Top of SUPPLIED DATA

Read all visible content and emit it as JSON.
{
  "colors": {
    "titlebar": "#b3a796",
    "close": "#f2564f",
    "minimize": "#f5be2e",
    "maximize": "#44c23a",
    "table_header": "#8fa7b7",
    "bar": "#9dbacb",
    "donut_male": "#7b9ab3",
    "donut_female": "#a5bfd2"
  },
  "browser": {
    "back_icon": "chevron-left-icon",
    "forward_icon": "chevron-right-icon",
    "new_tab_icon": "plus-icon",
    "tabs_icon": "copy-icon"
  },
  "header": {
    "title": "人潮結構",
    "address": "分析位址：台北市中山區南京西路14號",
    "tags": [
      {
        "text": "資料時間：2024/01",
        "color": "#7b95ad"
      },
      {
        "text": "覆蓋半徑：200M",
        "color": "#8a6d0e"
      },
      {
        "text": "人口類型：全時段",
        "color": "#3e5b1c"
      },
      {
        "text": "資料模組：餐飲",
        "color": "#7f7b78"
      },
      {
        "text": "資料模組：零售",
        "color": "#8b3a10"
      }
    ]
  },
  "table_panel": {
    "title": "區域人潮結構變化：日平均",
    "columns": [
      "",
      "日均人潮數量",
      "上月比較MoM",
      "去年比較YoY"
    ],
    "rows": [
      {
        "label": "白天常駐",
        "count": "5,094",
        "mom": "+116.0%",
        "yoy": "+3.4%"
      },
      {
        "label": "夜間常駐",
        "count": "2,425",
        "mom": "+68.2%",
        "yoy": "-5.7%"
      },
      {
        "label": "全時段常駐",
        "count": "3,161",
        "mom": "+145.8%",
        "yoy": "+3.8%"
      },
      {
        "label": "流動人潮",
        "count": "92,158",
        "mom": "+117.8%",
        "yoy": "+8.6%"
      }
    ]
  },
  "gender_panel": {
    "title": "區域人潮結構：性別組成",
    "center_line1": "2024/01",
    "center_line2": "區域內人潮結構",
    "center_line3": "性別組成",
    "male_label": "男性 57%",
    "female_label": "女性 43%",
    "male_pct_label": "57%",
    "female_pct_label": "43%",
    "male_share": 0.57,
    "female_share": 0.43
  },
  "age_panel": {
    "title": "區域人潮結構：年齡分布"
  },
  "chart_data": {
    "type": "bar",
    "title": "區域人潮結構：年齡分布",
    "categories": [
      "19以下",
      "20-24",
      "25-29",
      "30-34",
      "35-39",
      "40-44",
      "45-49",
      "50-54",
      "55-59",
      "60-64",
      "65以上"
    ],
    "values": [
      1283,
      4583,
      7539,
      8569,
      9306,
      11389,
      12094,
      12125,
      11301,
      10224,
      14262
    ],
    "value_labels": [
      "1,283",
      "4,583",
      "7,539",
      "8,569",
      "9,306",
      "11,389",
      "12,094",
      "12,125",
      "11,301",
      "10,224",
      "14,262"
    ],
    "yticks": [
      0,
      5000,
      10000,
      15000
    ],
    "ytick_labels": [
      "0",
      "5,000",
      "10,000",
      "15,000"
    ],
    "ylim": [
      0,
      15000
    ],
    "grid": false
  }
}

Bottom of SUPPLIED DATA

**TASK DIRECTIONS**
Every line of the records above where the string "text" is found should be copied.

**TASK RESULT**
        "text": "資料時間：2024/01",
        "text": "覆蓋半徑：200M",
        "text": "人口類型：全時段",
        "text": "資料模組：餐飲",
        "text": "資料模組：零售",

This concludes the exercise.